Democracy, in its turn, is an ideal medium for the development and growth of businesses and corporations. Democracy and capitalism, in this sense, are the systems that consciously and lawfully encourage and allow so-called “free market” and “market competition” where the strongest wins. The strongest now means the richest. Those, who have got their influential and powerful positions in the global marketplace, will never let anyone new in. They play in democracy and in competition. They are more likely to agree on each one’s market share, than to share the market with one more pretender to wealth.
As for the overall concept of democracy, it is the system which is supposed to provide each citizen with an opportunity to influence the politics of the country and take part in the legislative practice of the state. On practice, however, we have a system which imposes the will of the elite to the general public, making people think the way they are supposed to think. With the help of the media the strong of the world can influence people’s thinking and opinions. As a result, we get a nation that is taught to believe in its government and not to question the government’s decisions.
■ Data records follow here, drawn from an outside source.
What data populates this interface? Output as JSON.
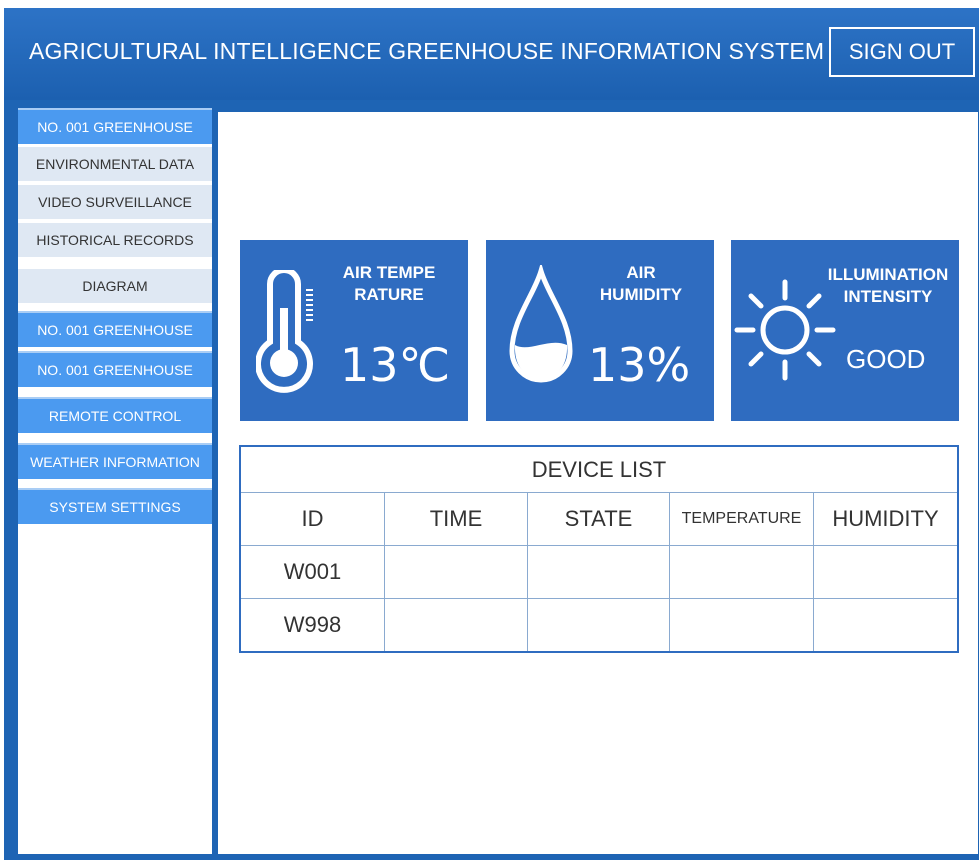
{
  "header": {
    "title": "AGRICULTURAL INTELLIGENCE GREENHOUSE INFORMATION SYSTEM",
    "sign_out": "SIGN OUT"
  },
  "sidebar": {
    "items": [
      {
        "label": "NO. 001 GREENHOUSE",
        "style": "blue"
      },
      {
        "label": "ENVIRONMENTAL DATA",
        "style": "light"
      },
      {
        "label": "VIDEO SURVEILLANCE",
        "style": "light"
      },
      {
        "label": "HISTORICAL RECORDS",
        "style": "light"
      },
      {
        "label": "DIAGRAM",
        "style": "light"
      },
      {
        "label": "NO. 001 GREENHOUSE",
        "style": "blue"
      },
      {
        "label": "NO. 001 GREENHOUSE",
        "style": "blue"
      },
      {
        "label": "REMOTE CONTROL",
        "style": "blue"
      },
      {
        "label": "WEATHER INFORMATION",
        "style": "blue"
      },
      {
        "label": "SYSTEM SETTINGS",
        "style": "blue"
      }
    ]
  },
  "cards": [
    {
      "label": "AIR TEMPE\nRATURE",
      "value": "13℃",
      "icon": "thermometer-icon"
    },
    {
      "label": "AIR\nHUMIDITY",
      "value": "13%",
      "icon": "water-drop-icon"
    },
    {
      "label": "ILLUMINATION\nINTENSITY",
      "value": "GOOD",
      "icon": "sun-icon"
    }
  ],
  "device_list": {
    "title": "DEVICE LIST",
    "columns": [
      "ID",
      "TIME",
      "STATE",
      "TEMPERATURE",
      "HUMIDITY"
    ],
    "rows": [
      [
        "W001",
        "",
        "",
        "",
        ""
      ],
      [
        "W998",
        "",
        "",
        "",
        ""
      ]
    ]
  },
  "colors": {
    "header": "#1e64b4",
    "nav_active": "#4b9af0",
    "nav_light": "#dfe8f3",
    "card": "#2f6cc0"
  }
}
According to the research conducted by the Center on Budget and Policy Priorities (Huang and Stone), nowadays the largest income concentrates in hands of 0.1% of income receivers. Inequality between high- and middle-income Americans has been rising since 1990. The tax returns data of 1917-2004 shows a U-shaped trend in the percentage of income received by the top 10% of income recipients (Burtless and Haskins 497). In 2005 the rich got 18% of the nation’s income (Colson). Consequently, the rates of economic and, as a result, political inequality reinforce each other and compromise democracy (Jencks).
Furthermore, the richest Americans not only avoid high taxation, but enjoy an enormous political influence in